Mr. Sini, who lost a bid for reelection to Republican Ray Tierney earlier this month, characterized the report as “historic.”

It’s believed to be the first reexamination of an individual prosecutor’s compliance with disclosure obligations conducted by a District Attorney’s office and made public.

The investigation has resulted in the disclosure of “hundreds of documents” to former defendants, the district attorney said.

Mr. Kurtzrock’s indiscretions first came to light during Mr. Booker’s trial, when then-defense attorney Brendan Ahern found the prosecution withheld notes that may have implicated two other men in Mr. Hampton’s death. 

Facing the possibility of life in prison for murder at trial, Mr. Booker was instead convicted of burglary and weapons charges and was released from prison last August. Three co-defendants avoided trial and faced even lesser sentences.

Following an Appellate Court decision late last year, Mr. Kurtzrock’s law license was suspended for two years due to his misconduct in that case.

At least one other case with ties to the East End was reviewed as part of the multi-year investigation.

In the case of Guillermo Alvarado-Ajcuc, who was sentenced in 2014 to 25 years to life in prison for the rape and murder of a woman behind the Riverhead DMV parking lot in 2012, the report found that while the evidence against the man was overwhelming, notes and reports by detectives and witness statements were withheld.

The report also notes that the former prosecutor did not disclose that a friend of Mr. Alvarado-Ajcuc submitted a tip to Suffolk County Crime Stoppers, for which he received a $2,000 reward.

An internal review of another murder case tried by Mr. Kurtzrock found that more than 40 items of exculpatory evidence were withheld from the defense of Shawn Lawrence, who was sentenced in 2015 to 75 years to life in prison for shooting a man at a house party in Amityville in 2010.

Six years into that sentence, his conviction was overturned by acting Supreme Court Justice William Condon in 2018. During that proceeding, Justice Condon described the withholding of evidence in the case as an “absolutely stunning” example of misconduct that ultimately deprived Mr. Lawrence of a fair trial.

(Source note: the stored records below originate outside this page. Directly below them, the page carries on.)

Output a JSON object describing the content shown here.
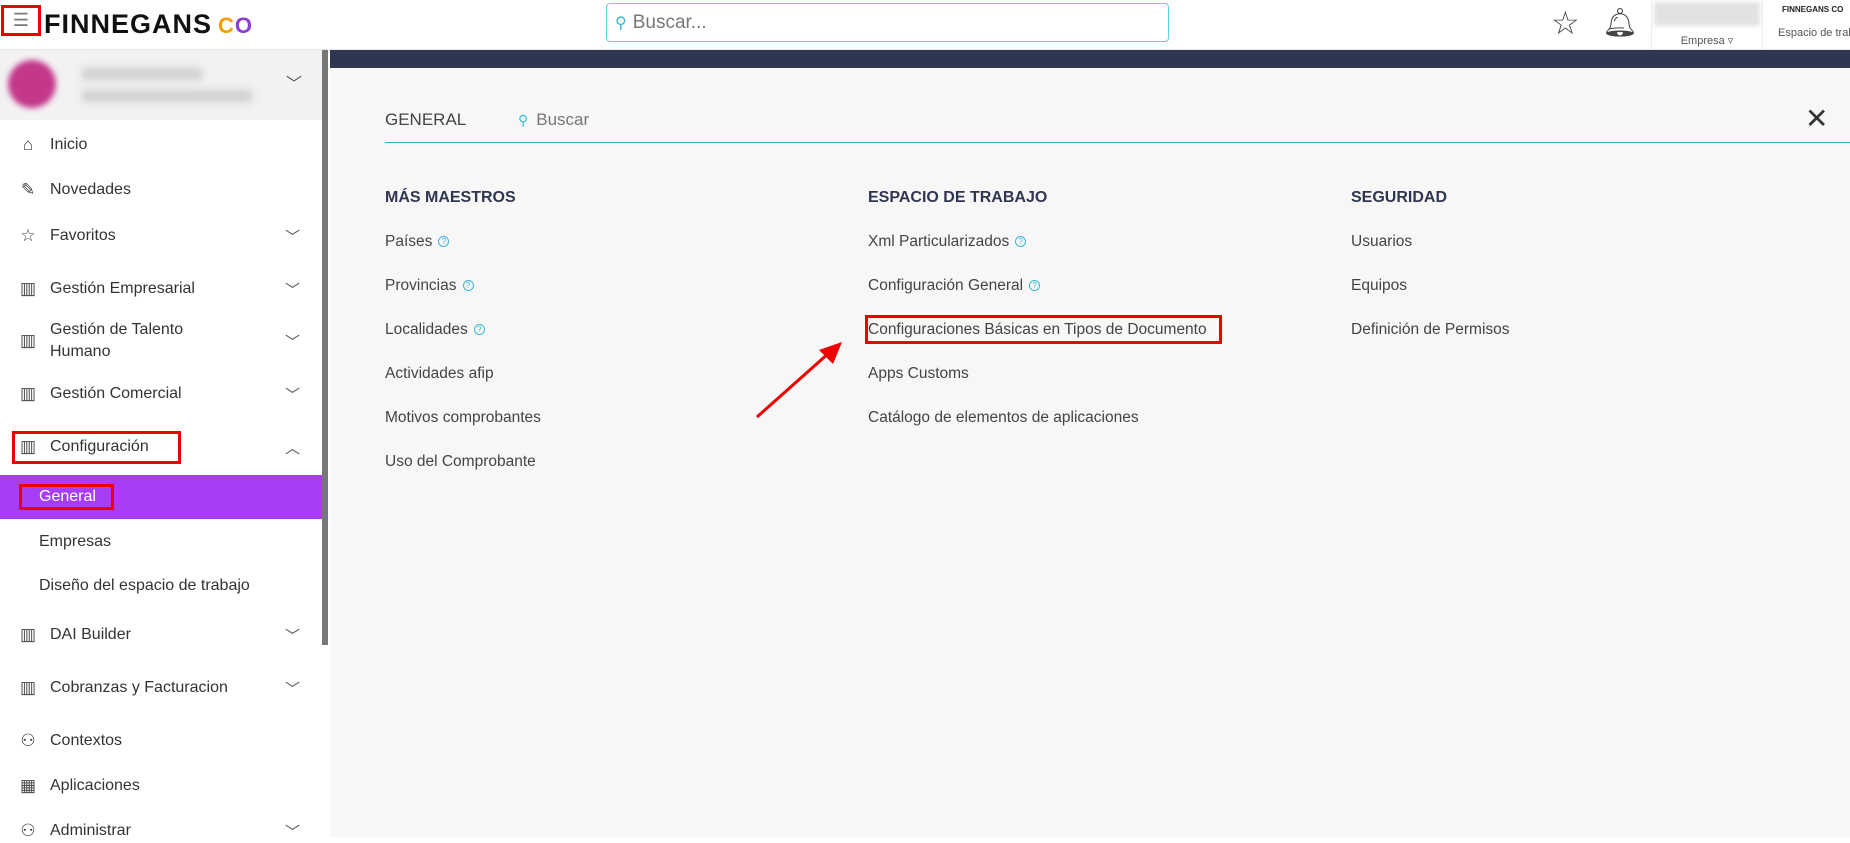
{
  "header": {
    "brand": "FINNEGANS",
    "brand_mark_a": "C",
    "brand_mark_b": "O",
    "search_placeholder": "Buscar...",
    "company_label": "Empresa ▿",
    "workspace_label": "Espacio de trabajo",
    "workspace_mini_logo": "FINNEGANS CO"
  },
  "sidebar": {
    "items": [
      {
        "label": "Inicio",
        "icon": "⌂"
      },
      {
        "label": "Novedades",
        "icon": "✎"
      },
      {
        "label": "Favoritos",
        "icon": "☆"
      },
      {
        "label": "Gestión Empresarial",
        "icon": "▥"
      },
      {
        "label": "Gestión de Talento Humano",
        "icon": "▥"
      },
      {
        "label": "Gestión Comercial",
        "icon": "▥"
      },
      {
        "label": "Configuración",
        "icon": "▥"
      },
      {
        "label": "DAI Builder",
        "icon": "▥"
      },
      {
        "label": "Cobranzas y Facturacion",
        "icon": "▥"
      },
      {
        "label": "Contextos",
        "icon": "⚇"
      },
      {
        "label": "Aplicaciones",
        "icon": "▦"
      },
      {
        "label": "Administrar",
        "icon": "⚇"
      }
    ],
    "config_sub": [
      "General",
      "Empresas",
      "Diseño del espacio de trabajo"
    ]
  },
  "panel": {
    "title": "GENERAL",
    "search_placeholder": "Buscar",
    "columns": [
      {
        "heading": "MÁS MAESTROS",
        "items": [
          {
            "label": "Países",
            "help": true
          },
          {
            "label": "Provincias",
            "help": true
          },
          {
            "label": "Localidades",
            "help": true
          },
          {
            "label": "Actividades afip"
          },
          {
            "label": "Motivos comprobantes"
          },
          {
            "label": "Uso del Comprobante"
          }
        ]
      },
      {
        "heading": "ESPACIO DE TRABAJO",
        "items": [
          {
            "label": "Xml Particularizados",
            "help": true
          },
          {
            "label": "Configuración General",
            "help": true
          },
          {
            "label": "Configuraciones Básicas en Tipos de Documento"
          },
          {
            "label": "Apps Customs"
          },
          {
            "label": "Catálogo de elementos de aplicaciones"
          }
        ]
      },
      {
        "heading": "SEGURIDAD",
        "items": [
          {
            "label": "Usuarios"
          },
          {
            "label": "Equipos"
          },
          {
            "label": "Definición de Permisos"
          }
        ]
      }
    ]
  },
  "colors": {
    "accent": "#a93cf7",
    "highlight": "#ee0000",
    "band": "#2f3650",
    "cyan": "#3bb7d4"
  }
}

In an interview Wednesday, Paul Shechtman, a former federal prosecutor in New York’s Southern District and partner at Bracewell LLP who teaches at Columbia and Yale, praised the DA’s office for conducting the review. 

“The citizens of the county should be deeply impressed,” Mr. Shechtman said. “It’s never easy to look backward and never easy to admit mistakes even if they didn’t happen on your watch.”

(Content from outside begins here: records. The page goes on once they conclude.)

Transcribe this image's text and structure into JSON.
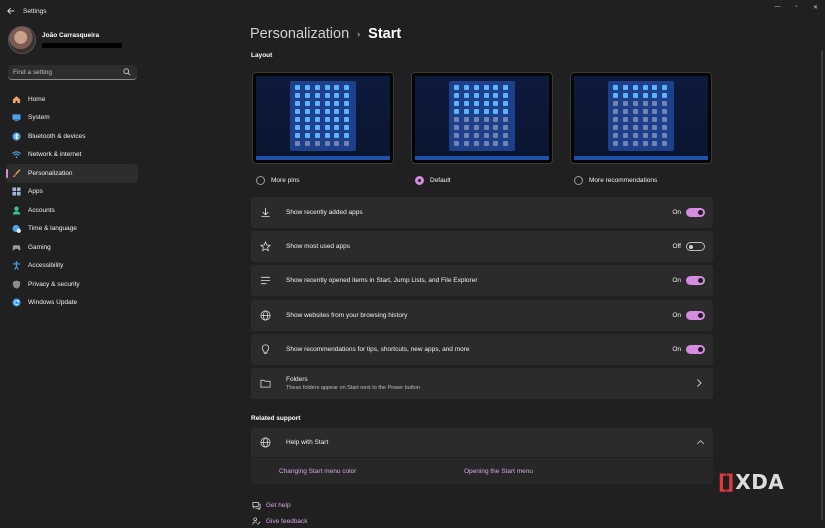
{
  "window": {
    "title": "Settings",
    "controls": {
      "minimize": "—",
      "maximize": "▫",
      "close": "✕"
    }
  },
  "profile": {
    "name": "João Carrasqueira"
  },
  "search": {
    "placeholder": "Find a setting"
  },
  "sidebar": {
    "items": [
      {
        "label": "Home",
        "icon": "home-icon",
        "color": "#f0a46a"
      },
      {
        "label": "System",
        "icon": "monitor-icon",
        "color": "#4aa3ea"
      },
      {
        "label": "Bluetooth & devices",
        "icon": "bluetooth-icon",
        "color": "#4aa3ea"
      },
      {
        "label": "Network & internet",
        "icon": "wifi-icon",
        "color": "#4aa3ea"
      },
      {
        "label": "Personalization",
        "icon": "paintbrush-icon",
        "color": "#e8a060",
        "active": true
      },
      {
        "label": "Apps",
        "icon": "apps-icon",
        "color": "#9fb4d6"
      },
      {
        "label": "Accounts",
        "icon": "person-icon",
        "color": "#3fc28d"
      },
      {
        "label": "Time & language",
        "icon": "globe-clock-icon",
        "color": "#4aa3ea"
      },
      {
        "label": "Gaming",
        "icon": "controller-icon",
        "color": "#9a9a9a"
      },
      {
        "label": "Accessibility",
        "icon": "accessibility-icon",
        "color": "#4aa3ea"
      },
      {
        "label": "Privacy & security",
        "icon": "shield-icon",
        "color": "#8c8c8c"
      },
      {
        "label": "Windows Update",
        "icon": "update-icon",
        "color": "#2f8fe3"
      }
    ]
  },
  "breadcrumb": {
    "parent": "Personalization",
    "separator": "›",
    "current": "Start"
  },
  "layout_section": {
    "title": "Layout",
    "options": [
      {
        "label": "More pins",
        "checked": false
      },
      {
        "label": "Default",
        "checked": true
      },
      {
        "label": "More recommendations",
        "checked": false
      }
    ]
  },
  "settings": [
    {
      "label": "Show recently added apps",
      "icon": "download-icon",
      "state": "On",
      "on": true
    },
    {
      "label": "Show most used apps",
      "icon": "star-icon",
      "state": "Off",
      "on": false
    },
    {
      "label": "Show recently opened items in Start, Jump Lists, and File Explorer",
      "icon": "list-icon",
      "state": "On",
      "on": true
    },
    {
      "label": "Show websites from your browsing history",
      "icon": "globe-icon",
      "state": "On",
      "on": true
    },
    {
      "label": "Show recommendations for tips, shortcuts, new apps, and more",
      "icon": "lightbulb-icon",
      "state": "On",
      "on": true
    }
  ],
  "folders": {
    "label": "Folders",
    "description": "These folders appear on Start next to the Power button"
  },
  "related_support": {
    "title": "Related support",
    "help_title": "Help with Start",
    "links": [
      "Changing Start menu color",
      "Opening the Start menu"
    ]
  },
  "footer": {
    "get_help": "Get help",
    "give_feedback": "Give feedback"
  },
  "watermark": {
    "bracket": "[]",
    "text": "XDA"
  },
  "colors": {
    "accent": "#d48be0",
    "background": "#202020",
    "card": "#2b2b2b"
  }
}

In January, Mr. Shechtman and Nina Morrison of the Innocence Project co-wrote a letter highlighting “disturbing” similarities between Mr. Booker’s and Mr. Lawrence’s cases.

“Hiding Brady material in one’s vest or in one’s desk drawer is criminal,” Mr. Shechtman said. “Good prosecutors make mistakes. Bad prosecutors engage in intentional misconduct.”

“Brady” material refers to favorable evidence to a defendant that the prosecution is required to turn over and the term comes from a 1963 Supreme Court case.

Mr. Kurtzrock’s attorney, David Besso of Bay Shore, was unavailable to comment Wednesday but told Newsday the report was a “hit job” against his client, whom he described as “an honorable guy.” He denied that his client did anything intentionally.

While the District Attorney’s office remains “confident” in the convictions in all of Mr. Kurtzrock’s cases aside from Mr. Lawrence and his co-defendant, officials said they’ve made all non-produced Rosario, Brady and Giglio materials to all defendants and their counsel for their own review.

The report has been shared with the Grievance Committee and Appellate Division to determine if additional measures are appropriate.

The investigation was conducted in a collaboration between the DA’s Conviction Integrity Bureau, which Mr. Sini created in 2018, and the New York Law School Post-Conviction Innocence Clinic, which was awarded a $275,000 federal grant in 2019.

Adele Bernhard, distinguished adjunct professor at New York Law School and director of the Post-Conviction Innocence Clinic, said the report “exemplifies the best practices of a modern prosecutorial team” that “prioritizes justice over winning.”